Child poverty briefings: Public Health Scotland
Last updated: 17/08/2020
We contributed to two briefings by Public Health Scotland on single parent families and child poverty: a general briefing and a COVID-19 specific briefing, both published on 17 August 2020.
- Satwat Rehman, Director of One Parent Families Scotland
The first of these reports focuses on child poverty in lone parent families. It describes the issues faced by these families and what can be done to reduce child poverty in this priority group for Public Health Scotland.
The report recommends that to reduce child poverty in single parent families, it will be essential to ensure:
⦁ Quality, flexible childcare is available to meet their needs
⦁ Flexible, employment opportunities that lift families out of poverty are available to meet their needs
⦁ The social security system protects families and children against poverty.
The second briefing looks at the same subject within the context of COVID-19, and highlights the challenges that COVID-19 poses to the efforts to reduce child poverty in lone parent families.
The report raises concerns that COVID-19 will have further negative consequences for lone-parent families and makes recommendations for further actions in the short and medium-term.Download COVID-19 and lone parents with dependent children
Commenting on the findings of these reports, our Director Satwat Rehman said:
“Public Health Scotland’s new in-depth profile of single parent families in Scotland reveals that child poverty, unsustainable, low paid work and the need for flexible childcare are three of the biggest issues facing parents. It is also very timely as the COVID-19 virus and lockdown measures have put huge pressures on single parents when faced with the practicalities of self-isolation as well as school and childcare closures, with many parents losing their jobs. For single parent families we really are facing a child poverty emergency.
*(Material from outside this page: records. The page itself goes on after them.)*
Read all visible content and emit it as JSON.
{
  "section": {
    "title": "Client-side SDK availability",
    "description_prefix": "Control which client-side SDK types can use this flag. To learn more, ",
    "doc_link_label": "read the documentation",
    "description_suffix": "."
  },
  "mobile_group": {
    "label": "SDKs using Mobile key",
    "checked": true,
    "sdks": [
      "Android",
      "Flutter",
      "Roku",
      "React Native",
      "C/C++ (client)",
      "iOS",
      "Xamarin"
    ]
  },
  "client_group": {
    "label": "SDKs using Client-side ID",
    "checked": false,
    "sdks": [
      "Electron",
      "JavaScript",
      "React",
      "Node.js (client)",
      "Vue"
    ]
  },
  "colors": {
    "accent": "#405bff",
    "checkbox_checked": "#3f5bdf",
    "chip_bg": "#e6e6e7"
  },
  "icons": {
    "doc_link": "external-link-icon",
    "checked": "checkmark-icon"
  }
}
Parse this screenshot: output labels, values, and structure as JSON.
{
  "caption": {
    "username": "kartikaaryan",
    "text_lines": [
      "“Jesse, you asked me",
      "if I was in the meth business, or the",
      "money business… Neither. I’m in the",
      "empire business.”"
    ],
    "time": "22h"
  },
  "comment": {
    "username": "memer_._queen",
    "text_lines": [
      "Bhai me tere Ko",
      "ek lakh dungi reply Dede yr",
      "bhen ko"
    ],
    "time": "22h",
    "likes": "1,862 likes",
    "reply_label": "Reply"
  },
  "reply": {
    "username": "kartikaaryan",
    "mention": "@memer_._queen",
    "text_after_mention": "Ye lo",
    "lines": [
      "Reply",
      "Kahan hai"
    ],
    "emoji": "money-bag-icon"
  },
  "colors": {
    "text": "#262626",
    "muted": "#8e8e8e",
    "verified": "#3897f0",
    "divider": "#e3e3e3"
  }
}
“Despite the fact that a record high number of single parent are in paid work, 39% of children in single parent families live in poverty compared to 24% of all children. These striking findings illustrate how single parents’ aspirations and their children’s life chances are impeded by circumstances outwith their control.
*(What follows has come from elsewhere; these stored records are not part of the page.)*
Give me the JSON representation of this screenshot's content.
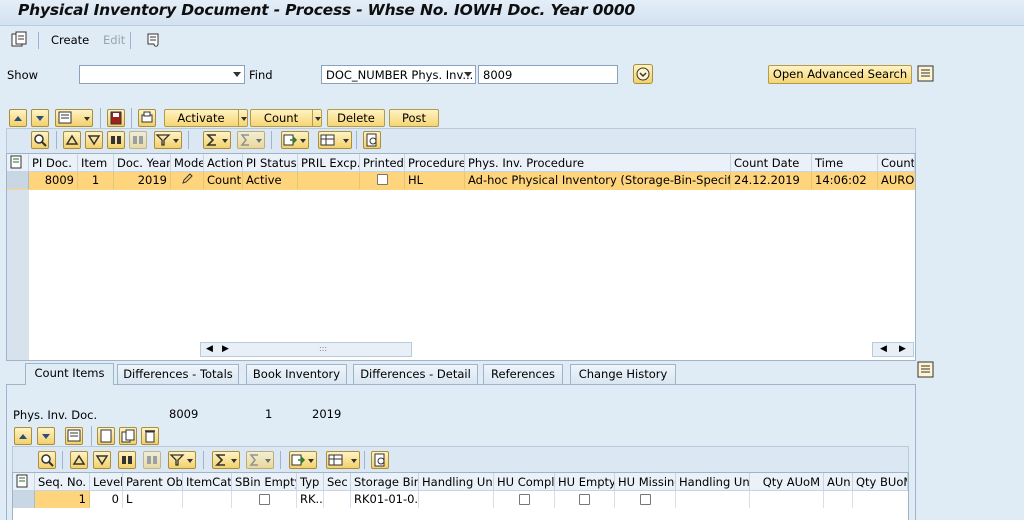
{
  "title": "Physical Inventory Document - Process - Whse No. IOWH Doc. Year 0000",
  "toolbar": {
    "create": "Create",
    "edit": "Edit"
  },
  "search": {
    "show_label": "Show",
    "show_value": "",
    "find_label": "Find",
    "find_field": "DOC_NUMBER Phys. Inv...",
    "find_value": "8009",
    "advanced_button": "Open Advanced Search"
  },
  "actions": {
    "activate": "Activate",
    "count": "Count",
    "delete": "Delete",
    "post": "Post"
  },
  "doc_table": {
    "headers": [
      "PI Doc.",
      "Item",
      "Doc. Year",
      "Mode",
      "Action",
      "PI Status",
      "PRIL Excp.",
      "Printed",
      "Procedure",
      "Phys. Inv. Procedure",
      "Count Date",
      "Time",
      "Counte"
    ],
    "row": {
      "pi_doc": "8009",
      "item": "1",
      "doc_year": "2019",
      "action": "Count",
      "pi_status": "Active",
      "pril_excp": "",
      "procedure": "HL",
      "phys_inv_procedure": "Ad-hoc Physical Inventory (Storage-Bin-Specific)",
      "count_date": "24.12.2019",
      "time": "14:06:02",
      "counter": "AURO"
    },
    "scroll_dots": ":::"
  },
  "tabs": [
    "Count Items",
    "Differences - Totals",
    "Book Inventory",
    "Differences - Detail",
    "References",
    "Change History"
  ],
  "detail": {
    "doc_label": "Phys. Inv. Doc.",
    "doc_number": "8009",
    "doc_item": "1",
    "doc_year": "2019"
  },
  "items_table": {
    "headers": [
      "Seq. No.",
      "Level",
      "Parent Obj",
      "ItemCat",
      "SBin Empty",
      "Typ",
      "Sec",
      "Storage Bin",
      "Handling Unit",
      "HU Compl.",
      "HU Empty",
      "HU Missing",
      "Handling Unit",
      "Qty AUoM",
      "AUn",
      "Qty BUoM"
    ],
    "row": {
      "seq_no": "1",
      "level": "0",
      "parent_obj": "L",
      "typ": "RK...",
      "storage_bin": "RK01-01-0..."
    }
  }
}
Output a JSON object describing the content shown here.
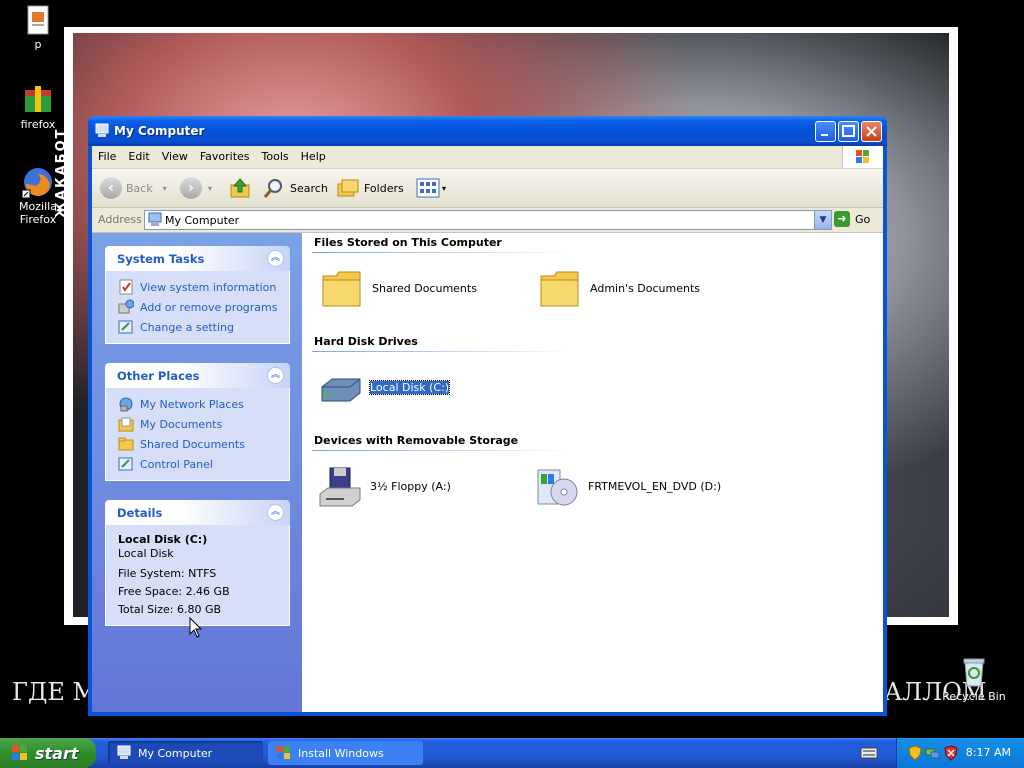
{
  "desktop": {
    "icons": [
      {
        "label": "p",
        "icon": "file-icon"
      },
      {
        "label": "firefox",
        "icon": "installer-icon"
      },
      {
        "label": "Mozilla Firefox",
        "icon": "firefox-icon"
      },
      {
        "label": "Recycle Bin",
        "icon": "recycle-bin-icon"
      }
    ],
    "vertical_text": "ЖАКАБОТ",
    "banner_left": "ГДЕ М",
    "banner_right": "АЛЛОМ"
  },
  "window": {
    "title": "My Computer",
    "menu": [
      "File",
      "Edit",
      "View",
      "Favorites",
      "Tools",
      "Help"
    ],
    "toolbar": {
      "back": "Back",
      "search": "Search",
      "folders": "Folders"
    },
    "address": {
      "label": "Address",
      "value": "My Computer",
      "go": "Go"
    },
    "left_pane": {
      "system_tasks": {
        "title": "System Tasks",
        "items": [
          "View system information",
          "Add or remove programs",
          "Change a setting"
        ]
      },
      "other_places": {
        "title": "Other Places",
        "items": [
          "My Network Places",
          "My Documents",
          "Shared Documents",
          "Control Panel"
        ]
      },
      "details": {
        "title": "Details",
        "name": "Local Disk (C:)",
        "type": "Local Disk",
        "file_system": "File System: NTFS",
        "free_space": "Free Space: 2.46 GB",
        "total_size": "Total Size: 6.80 GB"
      }
    },
    "content": {
      "groups": [
        {
          "title": "Files Stored on This Computer",
          "items": [
            "Shared Documents",
            "Admin's Documents"
          ]
        },
        {
          "title": "Hard Disk Drives",
          "items": [
            "Local Disk (C:)"
          ]
        },
        {
          "title": "Devices with Removable Storage",
          "items": [
            "3½ Floppy (A:)",
            "FRTMEVOL_EN_DVD (D:)"
          ]
        }
      ]
    }
  },
  "taskbar": {
    "start": "start",
    "tasks": [
      "My Computer",
      "Install Windows"
    ],
    "clock": "8:17 AM"
  },
  "colors": {
    "title_blue": "#0553d8",
    "link_blue": "#215dc6",
    "start_green": "#2f8e2c",
    "selection": "#316ac5"
  }
}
“Most single parents are women in paid work but many are still locked out of the secure, flexible employment opportunities they need in order to provide for their children. We must knock down barriers and strengthen the system of support for single parents and their children to help eradicate child poverty. It’s not right that the life of a child is blighted by poverty because they live with one parent.”